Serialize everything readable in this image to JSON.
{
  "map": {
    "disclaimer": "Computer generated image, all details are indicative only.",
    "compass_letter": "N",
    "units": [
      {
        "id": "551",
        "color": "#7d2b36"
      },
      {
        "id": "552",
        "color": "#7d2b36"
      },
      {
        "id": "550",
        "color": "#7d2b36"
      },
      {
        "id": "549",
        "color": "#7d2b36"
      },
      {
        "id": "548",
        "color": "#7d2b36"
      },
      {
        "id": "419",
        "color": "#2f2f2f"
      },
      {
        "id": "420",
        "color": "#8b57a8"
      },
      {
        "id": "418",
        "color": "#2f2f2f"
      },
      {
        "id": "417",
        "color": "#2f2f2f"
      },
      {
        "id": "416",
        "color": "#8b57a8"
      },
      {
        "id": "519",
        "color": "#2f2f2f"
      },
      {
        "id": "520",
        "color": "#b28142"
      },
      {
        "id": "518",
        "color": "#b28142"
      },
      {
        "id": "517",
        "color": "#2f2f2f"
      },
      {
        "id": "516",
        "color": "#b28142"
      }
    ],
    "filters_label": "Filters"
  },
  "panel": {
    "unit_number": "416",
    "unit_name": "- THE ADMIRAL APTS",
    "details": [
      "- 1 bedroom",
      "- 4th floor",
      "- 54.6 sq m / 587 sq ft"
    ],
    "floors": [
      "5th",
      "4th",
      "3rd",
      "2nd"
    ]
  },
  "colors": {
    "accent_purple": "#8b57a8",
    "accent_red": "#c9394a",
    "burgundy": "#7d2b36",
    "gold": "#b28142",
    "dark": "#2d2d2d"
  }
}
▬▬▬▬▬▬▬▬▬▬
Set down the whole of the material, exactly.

• _The completed task_
Serialize everything readable in this image to JSON.
{
  "map": {
    "disclaimer": "Computer generated image, all details are indicative only.",
    "compass_letter": "N",
    "units": [
      {
        "id": "551",
        "color": "#7d2b36"
      },
      {
        "id": "552",
        "color": "#7d2b36"
      },
      {
        "id": "550",
        "color": "#7d2b36"
      },
      {
        "id": "549",
        "color": "#7d2b36"
      },
      {
        "id": "548",
        "color": "#7d2b36"
      },
      {
        "id": "419",
        "color": "#2f2f2f"
      },
      {
        "id": "420",
        "color": "#8b57a8"
      },
      {
        "id": "418",
        "color": "#2f2f2f"
      },
      {
        "id": "417",
        "color": "#2f2f2f"
      },
      {
        "id": "416",
        "color": "#8b57a8"
      },
      {
        "id": "519",
        "color": "#2f2f2f"
      },
      {
        "id": "520",
        "color": "#b28142"
      },
      {
        "id": "518",
        "color": "#b28142"
      },
      {
        "id": "517",
        "color": "#2f2f2f"
      },
      {
        "id": "516",
        "color": "#b28142"
      }
    ],
    "filters_label": "Filters"
  },
  "panel": {
    "unit_number": "416",
    "unit_name": "- THE ADMIRAL APTS",
    "details": [
      "- 1 bedroom",
      "- 4th floor",
      "- 54.6 sq m / 587 sq ft"
    ],
    "floors": [
      "5th",
      "4th",
      "3rd",
      "2nd"
    ]
  },
  "colors": {
    "accent_purple": "#8b57a8",
    "accent_red": "#c9394a",
    "burgundy": "#7d2b36",
    "gold": "#b28142",
    "dark": "#2d2d2d"
  }
}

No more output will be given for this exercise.